The Eagle as a Symbol of the Roman Empire.

The aquila was a Roman standard bearing an eagle and somethimes the letters SPQR. As well as having a military function, the aquila was a totem and as usch had a religious function. The aquila was kept in a shrine called the aedes along with the imago, which was a three dimesional metal portrait of the emperor. The letters SPQR, meaning the senate and people of Rome, identified the eagle with Rome itself.

While the imago, being a physical representation of the emperor, was directly associated with the imperial cult which held that he was divine or semi-divine, the eagle itself was a symbol of the fighting spirit of the legion or of the might of Rome.
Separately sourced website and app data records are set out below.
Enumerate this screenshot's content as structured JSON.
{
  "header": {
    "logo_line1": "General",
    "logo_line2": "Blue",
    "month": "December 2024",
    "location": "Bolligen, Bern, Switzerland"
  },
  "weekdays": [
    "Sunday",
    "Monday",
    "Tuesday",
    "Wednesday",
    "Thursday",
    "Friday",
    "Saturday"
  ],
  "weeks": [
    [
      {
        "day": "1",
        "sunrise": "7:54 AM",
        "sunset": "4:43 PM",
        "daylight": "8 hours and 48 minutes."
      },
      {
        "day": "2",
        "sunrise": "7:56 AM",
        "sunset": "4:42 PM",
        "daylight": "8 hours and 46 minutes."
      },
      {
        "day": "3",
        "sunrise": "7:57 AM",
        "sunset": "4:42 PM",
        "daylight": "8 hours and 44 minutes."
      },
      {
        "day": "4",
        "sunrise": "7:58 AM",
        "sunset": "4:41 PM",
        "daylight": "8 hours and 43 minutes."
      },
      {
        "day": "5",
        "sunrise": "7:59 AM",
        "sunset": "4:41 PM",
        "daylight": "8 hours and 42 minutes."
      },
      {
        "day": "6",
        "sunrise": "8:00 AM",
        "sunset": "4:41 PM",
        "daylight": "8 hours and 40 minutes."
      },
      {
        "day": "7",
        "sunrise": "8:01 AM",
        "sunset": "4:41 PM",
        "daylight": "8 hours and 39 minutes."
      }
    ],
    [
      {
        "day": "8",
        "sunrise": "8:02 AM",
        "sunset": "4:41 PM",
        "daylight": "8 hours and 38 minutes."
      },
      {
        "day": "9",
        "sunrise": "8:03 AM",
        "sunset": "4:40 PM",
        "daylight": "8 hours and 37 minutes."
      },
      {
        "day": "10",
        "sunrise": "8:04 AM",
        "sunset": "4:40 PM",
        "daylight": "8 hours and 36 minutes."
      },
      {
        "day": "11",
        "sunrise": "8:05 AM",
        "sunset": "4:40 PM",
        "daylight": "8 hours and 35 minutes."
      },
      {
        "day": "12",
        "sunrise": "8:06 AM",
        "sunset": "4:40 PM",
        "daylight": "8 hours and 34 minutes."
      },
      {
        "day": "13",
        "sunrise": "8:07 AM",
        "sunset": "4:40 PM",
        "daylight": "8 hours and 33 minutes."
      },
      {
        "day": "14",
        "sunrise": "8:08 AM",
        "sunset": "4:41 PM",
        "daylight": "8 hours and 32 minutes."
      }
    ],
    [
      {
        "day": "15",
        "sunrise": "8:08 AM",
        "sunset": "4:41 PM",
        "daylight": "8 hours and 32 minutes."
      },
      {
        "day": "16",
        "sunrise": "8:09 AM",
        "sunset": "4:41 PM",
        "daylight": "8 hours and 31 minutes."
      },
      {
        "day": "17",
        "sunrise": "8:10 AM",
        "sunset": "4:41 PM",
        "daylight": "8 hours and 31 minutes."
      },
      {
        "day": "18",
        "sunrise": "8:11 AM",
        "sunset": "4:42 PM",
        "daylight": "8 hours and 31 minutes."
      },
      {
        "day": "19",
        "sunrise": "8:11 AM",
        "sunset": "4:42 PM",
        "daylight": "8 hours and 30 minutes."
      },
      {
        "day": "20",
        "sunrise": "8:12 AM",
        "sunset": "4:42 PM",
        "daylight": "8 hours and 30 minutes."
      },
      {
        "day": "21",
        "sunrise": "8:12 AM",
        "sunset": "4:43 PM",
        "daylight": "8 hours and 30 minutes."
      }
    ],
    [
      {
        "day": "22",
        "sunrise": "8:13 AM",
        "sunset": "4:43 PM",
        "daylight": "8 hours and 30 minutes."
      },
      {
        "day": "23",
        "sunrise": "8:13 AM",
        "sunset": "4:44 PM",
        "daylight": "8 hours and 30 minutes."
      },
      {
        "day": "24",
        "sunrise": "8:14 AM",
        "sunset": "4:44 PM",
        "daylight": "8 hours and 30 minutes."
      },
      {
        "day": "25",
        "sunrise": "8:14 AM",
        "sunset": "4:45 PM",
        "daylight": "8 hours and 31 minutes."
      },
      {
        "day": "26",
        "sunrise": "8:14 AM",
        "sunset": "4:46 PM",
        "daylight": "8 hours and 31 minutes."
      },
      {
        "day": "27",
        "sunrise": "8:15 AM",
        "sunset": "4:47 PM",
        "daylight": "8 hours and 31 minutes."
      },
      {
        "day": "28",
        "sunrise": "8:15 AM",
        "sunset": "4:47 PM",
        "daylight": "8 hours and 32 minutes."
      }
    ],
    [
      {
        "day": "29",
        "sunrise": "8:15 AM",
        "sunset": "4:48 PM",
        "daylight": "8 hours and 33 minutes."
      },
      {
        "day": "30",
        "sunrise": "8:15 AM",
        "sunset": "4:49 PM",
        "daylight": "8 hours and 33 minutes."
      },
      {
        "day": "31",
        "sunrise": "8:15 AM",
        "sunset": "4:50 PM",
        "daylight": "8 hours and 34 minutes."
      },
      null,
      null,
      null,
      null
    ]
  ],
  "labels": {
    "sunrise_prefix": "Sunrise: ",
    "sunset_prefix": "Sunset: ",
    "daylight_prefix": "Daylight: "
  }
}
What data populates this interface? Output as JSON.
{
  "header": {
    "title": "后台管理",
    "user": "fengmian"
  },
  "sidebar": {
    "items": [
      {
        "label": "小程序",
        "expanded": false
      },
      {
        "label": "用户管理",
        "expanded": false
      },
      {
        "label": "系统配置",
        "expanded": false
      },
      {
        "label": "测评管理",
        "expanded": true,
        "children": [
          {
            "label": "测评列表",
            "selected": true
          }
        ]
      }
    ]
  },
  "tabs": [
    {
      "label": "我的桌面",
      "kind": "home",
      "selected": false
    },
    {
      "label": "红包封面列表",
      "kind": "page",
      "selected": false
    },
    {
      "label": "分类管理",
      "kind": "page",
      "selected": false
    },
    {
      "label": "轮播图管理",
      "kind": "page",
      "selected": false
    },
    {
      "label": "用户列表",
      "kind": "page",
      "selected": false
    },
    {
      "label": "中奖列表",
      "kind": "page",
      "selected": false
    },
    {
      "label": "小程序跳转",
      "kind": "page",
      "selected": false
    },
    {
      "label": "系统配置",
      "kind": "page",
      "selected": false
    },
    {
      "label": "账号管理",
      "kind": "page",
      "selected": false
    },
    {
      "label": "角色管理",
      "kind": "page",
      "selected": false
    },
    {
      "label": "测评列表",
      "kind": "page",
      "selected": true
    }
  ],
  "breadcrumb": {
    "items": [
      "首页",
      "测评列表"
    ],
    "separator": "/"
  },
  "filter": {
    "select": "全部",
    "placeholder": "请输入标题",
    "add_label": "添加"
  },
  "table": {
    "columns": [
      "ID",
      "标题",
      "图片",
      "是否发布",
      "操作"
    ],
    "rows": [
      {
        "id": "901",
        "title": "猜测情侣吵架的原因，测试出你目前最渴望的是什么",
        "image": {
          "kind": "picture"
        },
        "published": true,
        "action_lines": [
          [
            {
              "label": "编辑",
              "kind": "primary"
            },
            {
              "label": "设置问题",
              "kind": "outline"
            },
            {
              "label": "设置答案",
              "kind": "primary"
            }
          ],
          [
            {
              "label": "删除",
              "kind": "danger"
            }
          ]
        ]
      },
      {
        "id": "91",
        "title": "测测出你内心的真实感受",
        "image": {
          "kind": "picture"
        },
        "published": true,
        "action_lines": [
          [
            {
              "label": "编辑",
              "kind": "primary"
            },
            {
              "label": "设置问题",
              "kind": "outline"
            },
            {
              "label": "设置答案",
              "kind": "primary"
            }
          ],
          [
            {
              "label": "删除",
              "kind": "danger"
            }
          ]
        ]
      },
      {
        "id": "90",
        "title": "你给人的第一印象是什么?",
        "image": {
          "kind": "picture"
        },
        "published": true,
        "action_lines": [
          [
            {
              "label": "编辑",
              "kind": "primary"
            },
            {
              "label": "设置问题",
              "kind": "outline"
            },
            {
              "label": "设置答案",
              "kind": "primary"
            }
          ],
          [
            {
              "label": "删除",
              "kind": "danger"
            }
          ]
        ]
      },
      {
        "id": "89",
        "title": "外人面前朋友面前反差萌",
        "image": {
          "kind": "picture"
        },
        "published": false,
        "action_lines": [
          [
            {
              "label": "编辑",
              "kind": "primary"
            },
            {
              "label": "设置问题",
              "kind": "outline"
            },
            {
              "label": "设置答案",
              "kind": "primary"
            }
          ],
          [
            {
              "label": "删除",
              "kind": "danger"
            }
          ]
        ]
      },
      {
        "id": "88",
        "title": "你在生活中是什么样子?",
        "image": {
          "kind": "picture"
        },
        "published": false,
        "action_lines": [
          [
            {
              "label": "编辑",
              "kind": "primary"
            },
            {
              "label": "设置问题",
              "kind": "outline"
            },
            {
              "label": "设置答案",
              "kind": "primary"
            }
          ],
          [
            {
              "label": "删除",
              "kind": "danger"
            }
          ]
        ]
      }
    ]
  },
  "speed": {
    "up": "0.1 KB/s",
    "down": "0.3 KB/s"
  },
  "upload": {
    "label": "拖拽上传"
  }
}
Soldiers of the Roman Empire swore an oath to the emperor, so the religious aspect of the oath was another link between the empire and the eagleas a totem.

Augustus Caesar (born Gaius Octavius), was the first Roman Emperor, and the imperial cult began in 14CE when, after his death, the Senate declared him to be a god. Prior to his death Augustus held the title of Pontifex Maximus, or chief priest. While the rejection of the imagio by the Jewish population as an object of idolatory was documented by Josephus (The Wars of the Jews, book 2, chapter 9), a similar identification of the aquila depends on an examination of the nature of idolatory according to Judaism.

Idols

In Exodus chapter 20 there are described two qualities of an idol. Firstly, that it is an image of something from the air, sea or earth, and secondly that obesience or service is paid to it. As well as physical idols made of wood or metal, Ezekiel chapter 14 describes idols of the heart. In the Hebrew idiom the heart is the seat of the mind, so an idol of the heart is a mental construct, for example the belief that an ordinary man is a divine being.

The question of whether or not the emperors of the imperial cult were divine in terms of Hebrew thought is easily answered in the negative, both from the reaction of the Jews to the imagines (as documented by Josephus) and from the tribute passage of the gospels, in which a clear distinction is made between Caesar and deity. It follows that obesience or service to the emperor was idolatory if he was considered to a deity, which in general was the case. Therefore in the context of the imperial cult, the Roman eagle was a symbol of idolatory, although it wasn't itself an idol unless obsesience or service was paid to it.

The book of Jasher describes how Abram gained favour by rejecting his father's idols. This story is particularly relevant becuase it recounts how the tradition of idolatory was established by Nimrod, who was king at the time of the iconstruction of the tower of Babel. The Hebrew word for Babel is the same as for Babylon, and Rome is called Babylon in the Bible.

Roman fascesFasces in U.S. House of RepresentativesFasces from U.S. House of RepresentativesItalian fasces with Hitler and MussoliniU.S. mace with fasces and eagleUS Courts fascesElizabeth I snake